Rajan, Viral call for a major overhaul of banking system2 min read . Updated: 22 Sep 2020, 07:04 AM IST
Key suggestions include privatization of state-owned lenders and the creation of a bad bank
Former Reserve Bank of India governor Raghuram Rajan and former deputy governor Viral Acharya have called for winding down of the department of financial services, privatization of state-owned banks and creation of a bad bank as part of the reforms for India’s banking industry.
The current status quo is untenable and there is a need for reforming the banking industry so that it does not become a drain on government resources but an engine of growth, Rajan and Acharya said in a research paper titled Indian Banks: A Time to Reform, released on Monday. This is more so because of the enormous strain on government finances from the slow growth pre-covid and the subsequent effects of the pandemic.
The transformation of the banking sector will not happen through incremental reforms. “The status quo is fiscally untenable," the paper said. The covid-19 pandemic is likely to increase loan losses greater than what the government can pay, it said.
The reform of public sector banks (PSBs) in the last six years by the Union government led by Prime Minister Narendra Modi has been a still-born effort, the authors noted. The failure in implementing the P.J. Nayak Committee report in 2014 or the suggestions made at the Gyan Sangam in early 2015 to set up the Banks Board Bureau for appointments, show lack of steady political support, they said.

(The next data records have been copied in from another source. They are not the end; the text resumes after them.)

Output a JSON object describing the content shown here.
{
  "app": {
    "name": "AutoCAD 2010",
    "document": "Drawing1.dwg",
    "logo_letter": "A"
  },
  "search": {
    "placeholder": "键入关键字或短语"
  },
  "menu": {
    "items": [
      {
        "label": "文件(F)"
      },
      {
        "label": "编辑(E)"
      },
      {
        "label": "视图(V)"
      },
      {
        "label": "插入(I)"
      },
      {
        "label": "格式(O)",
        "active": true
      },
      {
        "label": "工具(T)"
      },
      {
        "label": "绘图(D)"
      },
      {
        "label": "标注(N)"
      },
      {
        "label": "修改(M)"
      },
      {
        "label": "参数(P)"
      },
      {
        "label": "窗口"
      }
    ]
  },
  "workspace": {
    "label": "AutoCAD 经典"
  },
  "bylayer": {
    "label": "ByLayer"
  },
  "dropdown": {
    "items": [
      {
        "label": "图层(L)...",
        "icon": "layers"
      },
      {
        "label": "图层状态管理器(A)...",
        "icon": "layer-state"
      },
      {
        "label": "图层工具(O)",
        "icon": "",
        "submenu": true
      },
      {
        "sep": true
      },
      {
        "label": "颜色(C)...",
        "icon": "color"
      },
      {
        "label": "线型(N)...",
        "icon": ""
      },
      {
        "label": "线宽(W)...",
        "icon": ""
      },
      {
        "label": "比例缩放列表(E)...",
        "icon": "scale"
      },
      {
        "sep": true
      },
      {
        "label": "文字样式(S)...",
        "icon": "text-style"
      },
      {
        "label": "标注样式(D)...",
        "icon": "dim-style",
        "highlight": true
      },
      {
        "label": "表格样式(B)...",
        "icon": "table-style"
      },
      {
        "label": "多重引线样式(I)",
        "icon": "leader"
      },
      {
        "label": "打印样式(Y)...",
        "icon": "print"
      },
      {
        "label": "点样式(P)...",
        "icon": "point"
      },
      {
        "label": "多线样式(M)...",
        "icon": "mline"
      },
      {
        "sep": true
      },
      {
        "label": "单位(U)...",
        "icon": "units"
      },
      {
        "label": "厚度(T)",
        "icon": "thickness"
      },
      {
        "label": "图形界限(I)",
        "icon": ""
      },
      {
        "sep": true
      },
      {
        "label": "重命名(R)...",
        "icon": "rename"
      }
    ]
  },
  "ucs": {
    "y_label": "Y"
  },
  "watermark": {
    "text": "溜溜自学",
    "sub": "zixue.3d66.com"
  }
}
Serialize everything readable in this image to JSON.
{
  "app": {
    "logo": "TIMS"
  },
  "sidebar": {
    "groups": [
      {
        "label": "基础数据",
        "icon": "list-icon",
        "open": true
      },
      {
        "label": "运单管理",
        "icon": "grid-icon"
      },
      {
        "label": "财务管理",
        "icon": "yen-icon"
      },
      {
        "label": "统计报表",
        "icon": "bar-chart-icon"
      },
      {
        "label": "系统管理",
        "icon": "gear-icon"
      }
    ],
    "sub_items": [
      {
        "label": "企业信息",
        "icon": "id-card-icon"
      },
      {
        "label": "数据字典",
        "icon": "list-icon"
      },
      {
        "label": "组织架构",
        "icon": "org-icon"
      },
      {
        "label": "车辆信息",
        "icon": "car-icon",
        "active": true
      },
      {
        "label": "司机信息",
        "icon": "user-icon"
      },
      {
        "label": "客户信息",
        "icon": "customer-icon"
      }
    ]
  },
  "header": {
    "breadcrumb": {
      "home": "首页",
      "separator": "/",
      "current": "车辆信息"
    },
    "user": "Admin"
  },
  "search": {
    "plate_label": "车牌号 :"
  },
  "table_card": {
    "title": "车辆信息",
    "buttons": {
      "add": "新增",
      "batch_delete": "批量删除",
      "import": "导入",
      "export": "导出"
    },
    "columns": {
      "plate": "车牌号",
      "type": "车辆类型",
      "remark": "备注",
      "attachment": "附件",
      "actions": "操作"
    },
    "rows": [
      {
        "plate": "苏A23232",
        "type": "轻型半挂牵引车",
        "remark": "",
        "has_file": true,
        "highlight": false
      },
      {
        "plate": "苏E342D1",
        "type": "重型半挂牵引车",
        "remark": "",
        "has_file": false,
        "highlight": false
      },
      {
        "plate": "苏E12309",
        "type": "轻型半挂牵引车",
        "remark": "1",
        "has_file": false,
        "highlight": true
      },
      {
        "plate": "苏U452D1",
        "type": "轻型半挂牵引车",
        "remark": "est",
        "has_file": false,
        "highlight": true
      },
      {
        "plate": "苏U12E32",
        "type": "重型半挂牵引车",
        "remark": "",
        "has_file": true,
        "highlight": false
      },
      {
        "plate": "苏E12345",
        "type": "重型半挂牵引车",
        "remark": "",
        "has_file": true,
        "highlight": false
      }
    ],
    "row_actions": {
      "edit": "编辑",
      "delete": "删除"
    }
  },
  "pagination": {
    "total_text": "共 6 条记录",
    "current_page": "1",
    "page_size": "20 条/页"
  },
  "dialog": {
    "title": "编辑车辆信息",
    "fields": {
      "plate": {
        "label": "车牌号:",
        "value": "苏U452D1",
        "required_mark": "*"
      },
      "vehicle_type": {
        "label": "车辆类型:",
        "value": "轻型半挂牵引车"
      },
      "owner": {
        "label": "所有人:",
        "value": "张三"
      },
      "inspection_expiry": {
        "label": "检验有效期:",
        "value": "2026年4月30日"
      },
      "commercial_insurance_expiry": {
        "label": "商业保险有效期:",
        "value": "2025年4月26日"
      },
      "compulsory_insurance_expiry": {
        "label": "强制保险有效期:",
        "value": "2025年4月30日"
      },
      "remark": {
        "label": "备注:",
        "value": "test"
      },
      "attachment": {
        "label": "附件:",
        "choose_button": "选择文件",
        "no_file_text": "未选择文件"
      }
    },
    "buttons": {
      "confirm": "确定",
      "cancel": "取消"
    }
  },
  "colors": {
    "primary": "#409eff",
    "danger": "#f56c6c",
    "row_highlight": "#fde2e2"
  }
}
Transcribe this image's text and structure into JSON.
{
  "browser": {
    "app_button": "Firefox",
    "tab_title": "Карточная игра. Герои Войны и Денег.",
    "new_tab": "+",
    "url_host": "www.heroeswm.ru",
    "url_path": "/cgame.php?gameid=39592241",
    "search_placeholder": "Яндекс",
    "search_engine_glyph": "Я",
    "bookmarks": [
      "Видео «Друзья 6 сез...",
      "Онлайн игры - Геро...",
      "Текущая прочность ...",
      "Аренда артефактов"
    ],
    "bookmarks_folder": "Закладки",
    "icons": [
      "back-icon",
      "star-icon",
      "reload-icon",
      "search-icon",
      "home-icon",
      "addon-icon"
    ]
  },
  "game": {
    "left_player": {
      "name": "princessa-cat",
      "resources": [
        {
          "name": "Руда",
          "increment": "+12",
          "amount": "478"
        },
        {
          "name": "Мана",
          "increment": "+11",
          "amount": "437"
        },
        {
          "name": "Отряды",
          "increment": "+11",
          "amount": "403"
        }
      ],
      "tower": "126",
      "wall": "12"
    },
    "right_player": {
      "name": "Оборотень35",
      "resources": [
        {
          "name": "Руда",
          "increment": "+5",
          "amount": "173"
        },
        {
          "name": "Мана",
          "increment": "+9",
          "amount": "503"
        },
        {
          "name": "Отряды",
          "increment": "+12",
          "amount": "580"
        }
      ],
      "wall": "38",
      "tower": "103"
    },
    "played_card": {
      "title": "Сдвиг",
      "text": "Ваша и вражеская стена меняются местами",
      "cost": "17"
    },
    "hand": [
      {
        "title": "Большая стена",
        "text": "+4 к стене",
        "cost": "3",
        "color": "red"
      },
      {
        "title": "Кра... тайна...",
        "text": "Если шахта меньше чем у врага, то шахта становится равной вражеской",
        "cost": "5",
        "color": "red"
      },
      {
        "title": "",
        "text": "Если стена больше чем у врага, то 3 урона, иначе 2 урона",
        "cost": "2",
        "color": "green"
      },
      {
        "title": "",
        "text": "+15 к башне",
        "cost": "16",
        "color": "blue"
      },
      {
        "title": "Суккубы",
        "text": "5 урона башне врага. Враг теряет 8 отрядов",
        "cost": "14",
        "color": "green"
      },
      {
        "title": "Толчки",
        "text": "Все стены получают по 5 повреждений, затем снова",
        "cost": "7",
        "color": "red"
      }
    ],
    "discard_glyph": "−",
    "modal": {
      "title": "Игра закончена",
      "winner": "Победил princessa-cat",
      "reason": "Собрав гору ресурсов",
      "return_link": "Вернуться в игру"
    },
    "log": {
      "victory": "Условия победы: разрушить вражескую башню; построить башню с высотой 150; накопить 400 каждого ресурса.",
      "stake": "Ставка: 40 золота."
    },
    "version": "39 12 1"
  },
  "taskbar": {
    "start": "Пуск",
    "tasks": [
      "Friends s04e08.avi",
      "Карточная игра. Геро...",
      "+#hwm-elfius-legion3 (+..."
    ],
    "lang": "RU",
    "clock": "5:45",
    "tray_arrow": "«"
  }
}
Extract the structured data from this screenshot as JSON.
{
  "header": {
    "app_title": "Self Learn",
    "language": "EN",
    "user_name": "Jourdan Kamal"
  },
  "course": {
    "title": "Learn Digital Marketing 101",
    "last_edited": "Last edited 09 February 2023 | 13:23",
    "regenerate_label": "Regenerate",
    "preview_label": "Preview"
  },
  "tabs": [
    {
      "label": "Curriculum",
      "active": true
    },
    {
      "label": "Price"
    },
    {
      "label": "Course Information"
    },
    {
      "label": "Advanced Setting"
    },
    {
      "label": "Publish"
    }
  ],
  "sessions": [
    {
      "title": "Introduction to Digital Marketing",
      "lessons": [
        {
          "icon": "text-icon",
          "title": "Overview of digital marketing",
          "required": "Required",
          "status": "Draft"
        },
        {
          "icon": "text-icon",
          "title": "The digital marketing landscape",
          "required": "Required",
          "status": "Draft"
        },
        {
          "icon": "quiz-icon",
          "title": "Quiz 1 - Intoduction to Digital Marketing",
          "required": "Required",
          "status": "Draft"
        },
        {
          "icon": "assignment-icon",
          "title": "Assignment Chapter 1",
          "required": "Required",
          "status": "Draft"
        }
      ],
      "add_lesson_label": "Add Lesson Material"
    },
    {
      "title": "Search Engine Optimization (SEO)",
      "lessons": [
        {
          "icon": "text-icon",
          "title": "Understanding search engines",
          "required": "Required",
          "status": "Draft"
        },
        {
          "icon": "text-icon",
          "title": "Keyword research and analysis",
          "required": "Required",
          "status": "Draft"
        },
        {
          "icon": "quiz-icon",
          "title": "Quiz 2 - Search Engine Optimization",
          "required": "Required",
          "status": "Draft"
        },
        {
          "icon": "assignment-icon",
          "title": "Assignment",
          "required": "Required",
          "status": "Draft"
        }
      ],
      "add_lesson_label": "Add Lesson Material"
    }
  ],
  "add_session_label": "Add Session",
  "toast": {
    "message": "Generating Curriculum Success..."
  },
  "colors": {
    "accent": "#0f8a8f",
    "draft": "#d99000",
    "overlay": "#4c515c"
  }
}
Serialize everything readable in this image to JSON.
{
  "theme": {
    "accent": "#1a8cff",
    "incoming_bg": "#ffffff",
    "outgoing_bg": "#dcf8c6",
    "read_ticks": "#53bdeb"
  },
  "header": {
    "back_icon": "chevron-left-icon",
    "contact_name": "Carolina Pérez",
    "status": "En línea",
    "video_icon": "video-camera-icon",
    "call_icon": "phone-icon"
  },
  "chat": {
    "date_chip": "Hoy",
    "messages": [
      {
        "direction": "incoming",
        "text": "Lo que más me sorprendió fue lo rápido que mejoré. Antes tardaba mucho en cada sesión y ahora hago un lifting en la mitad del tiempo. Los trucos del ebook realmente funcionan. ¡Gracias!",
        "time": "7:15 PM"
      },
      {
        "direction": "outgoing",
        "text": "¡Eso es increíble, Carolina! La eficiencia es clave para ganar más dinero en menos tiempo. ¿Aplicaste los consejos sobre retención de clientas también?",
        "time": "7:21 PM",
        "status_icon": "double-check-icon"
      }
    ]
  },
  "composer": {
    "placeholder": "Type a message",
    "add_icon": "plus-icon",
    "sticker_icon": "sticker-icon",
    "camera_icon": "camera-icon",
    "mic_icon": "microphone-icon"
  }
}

The government gets enormous power from directing bank lending, the paper noted. This is exercised to advance public goals such as financial inclusion or infrastructure finance and is sometimes used to offer patronage to, or exercise control over, industrialists, it said.
“Winding down the department of financial services in the ministry of finance is essential, both as an affirmative signal of the intent to grant bank boards and management independence and as a commitment not to engage in ‘mission creep’ when compulsions arise to use banks for serving costly social or political objectives," the paper said.
The former central bankers also noted that the government gets access to an enormous amount of sensitive information through its state ownership. This is evident as the identity of purchasers of electoral bonds is known only to the State Bank of India.
The paper suggested several measures to improve the performance of state-run banks but noted that many of them have been made by committees such as the Narasimham and Nayak panels. However, it called for improving the operational performance of banks through the creation of a holding company structure and incentivizing senior management with better pay and longer tenure.
The paper also recommended the dilution of government stake in PSBs to below 50% along with reprivatization of these banks by bringing in private investors and automatic dilution.
“Our proposals, taken together, will move the needle significantly on Indian banking. They are not, however, revolutionary… There are strong interests against change, which is why many would-be reformers are cynical… We are more optimistic that a middle road is achievable, given that the greatest stumbling block has been the government, the bureaucracy, and the interests within it," the paper said.